| SOURCE DATA |

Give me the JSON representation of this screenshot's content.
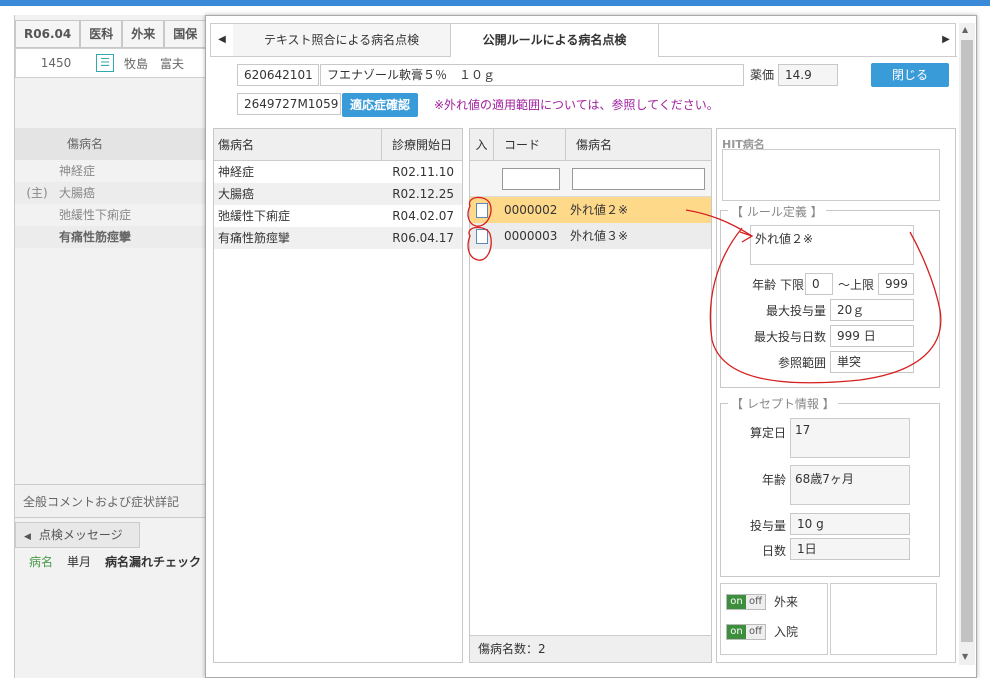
{
  "bg": {
    "row1": [
      "R06.04",
      "医科",
      "外来",
      "国保"
    ],
    "row2_number": "1450",
    "row2_name": "牧島　富夫",
    "list_header": "傷病名",
    "list": [
      {
        "prefix": "",
        "name": "神経症"
      },
      {
        "prefix": "(主)",
        "name": "大腸癌"
      },
      {
        "prefix": "",
        "name": "弛緩性下痢症"
      },
      {
        "prefix": "",
        "name": "有痛性筋痙攣"
      }
    ],
    "comment_label": "全般コメントおよび症状詳記",
    "msg_tab": "点検メッセージ",
    "msg_cols": [
      "病名",
      "単月",
      "病名漏れチェック"
    ]
  },
  "tabs": {
    "text_match": "テキスト照合による病名点検",
    "public_rule": "公開ルールによる病名点検"
  },
  "drug": {
    "code": "620642101",
    "name": "フエナゾール軟膏５％　１０ｇ",
    "price_label": "薬価",
    "price": "14.9",
    "close_label": "閉じる",
    "rec_code": "2649727M1059",
    "indication_button": "適応症確認",
    "note": "※外れ値の適用範囲については、参照してください。"
  },
  "disease_table": {
    "col_name": "傷病名",
    "col_date": "診療開始日",
    "rows": [
      {
        "name": "神経症",
        "date": "R02.11.10"
      },
      {
        "name": "大腸癌",
        "date": "R02.12.25"
      },
      {
        "name": "弛緩性下痢症",
        "date": "R04.02.07"
      },
      {
        "name": "有痛性筋痙攣",
        "date": "R06.04.17"
      }
    ]
  },
  "rule_table": {
    "col_in": "入",
    "col_code": "コード",
    "col_name": "傷病名",
    "rows": [
      {
        "code": "0000002",
        "name": "外れ値２※"
      },
      {
        "code": "0000003",
        "name": "外れ値３※"
      }
    ],
    "count_label": "傷病名数：2"
  },
  "hit": {
    "label": "HIT病名"
  },
  "rule_def": {
    "legend": "【 ルール定義 】",
    "name": "外れ値２※",
    "age_label": "年齢 下限",
    "age_min": "0",
    "age_max_label": "～上限",
    "age_max": "999",
    "max_dose_label": "最大投与量",
    "max_dose": "20ｇ",
    "max_days_label": "最大投与日数",
    "max_days": "999 日",
    "ref_label": "参照範囲",
    "ref": "単突"
  },
  "receipt": {
    "legend": "【 レセプト情報 】",
    "calc_day_label": "算定日",
    "calc_day": "17",
    "age_label": "年齢",
    "age": "68歳7ヶ月",
    "dose_label": "投与量",
    "dose": "10 g",
    "days_label": "日数",
    "days": "1日"
  },
  "toggles": [
    {
      "on": "on",
      "off": "off",
      "label": "外来"
    },
    {
      "on": "on",
      "off": "off",
      "label": "入院"
    }
  ],
  "colors": {
    "accent": "#3a9bd9",
    "highlight": "#ffd98a",
    "annotation": "#d62020",
    "note": "#a020a0"
  }
}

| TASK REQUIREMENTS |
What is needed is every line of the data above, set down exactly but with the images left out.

| OUTPUT FOR THIS EXERCISE |
Give me the JSON representation of this screenshot's content.
{
  "bg": {
    "row1": [
      "R06.04",
      "医科",
      "外来",
      "国保"
    ],
    "row2_number": "1450",
    "row2_name": "牧島　富夫",
    "list_header": "傷病名",
    "list": [
      {
        "prefix": "",
        "name": "神経症"
      },
      {
        "prefix": "(主)",
        "name": "大腸癌"
      },
      {
        "prefix": "",
        "name": "弛緩性下痢症"
      },
      {
        "prefix": "",
        "name": "有痛性筋痙攣"
      }
    ],
    "comment_label": "全般コメントおよび症状詳記",
    "msg_tab": "点検メッセージ",
    "msg_cols": [
      "病名",
      "単月",
      "病名漏れチェック"
    ]
  },
  "tabs": {
    "text_match": "テキスト照合による病名点検",
    "public_rule": "公開ルールによる病名点検"
  },
  "drug": {
    "code": "620642101",
    "name": "フエナゾール軟膏５％　１０ｇ",
    "price_label": "薬価",
    "price": "14.9",
    "close_label": "閉じる",
    "rec_code": "2649727M1059",
    "indication_button": "適応症確認",
    "note": "※外れ値の適用範囲については、参照してください。"
  },
  "disease_table": {
    "col_name": "傷病名",
    "col_date": "診療開始日",
    "rows": [
      {
        "name": "神経症",
        "date": "R02.11.10"
      },
      {
        "name": "大腸癌",
        "date": "R02.12.25"
      },
      {
        "name": "弛緩性下痢症",
        "date": "R04.02.07"
      },
      {
        "name": "有痛性筋痙攣",
        "date": "R06.04.17"
      }
    ]
  },
  "rule_table": {
    "col_in": "入",
    "col_code": "コード",
    "col_name": "傷病名",
    "rows": [
      {
        "code": "0000002",
        "name": "外れ値２※"
      },
      {
        "code": "0000003",
        "name": "外れ値３※"
      }
    ],
    "count_label": "傷病名数：2"
  },
  "hit": {
    "label": "HIT病名"
  },
  "rule_def": {
    "legend": "【 ルール定義 】",
    "name": "外れ値２※",
    "age_label": "年齢 下限",
    "age_min": "0",
    "age_max_label": "～上限",
    "age_max": "999",
    "max_dose_label": "最大投与量",
    "max_dose": "20ｇ",
    "max_days_label": "最大投与日数",
    "max_days": "999 日",
    "ref_label": "参照範囲",
    "ref": "単突"
  },
  "receipt": {
    "legend": "【 レセプト情報 】",
    "calc_day_label": "算定日",
    "calc_day": "17",
    "age_label": "年齢",
    "age": "68歳7ヶ月",
    "dose_label": "投与量",
    "dose": "10 g",
    "days_label": "日数",
    "days": "1日"
  },
  "toggles": [
    {
      "on": "on",
      "off": "off",
      "label": "外来"
    },
    {
      "on": "on",
      "off": "off",
      "label": "入院"
    }
  ],
  "colors": {
    "accent": "#3a9bd9",
    "highlight": "#ffd98a",
    "annotation": "#d62020",
    "note": "#a020a0"
  }
}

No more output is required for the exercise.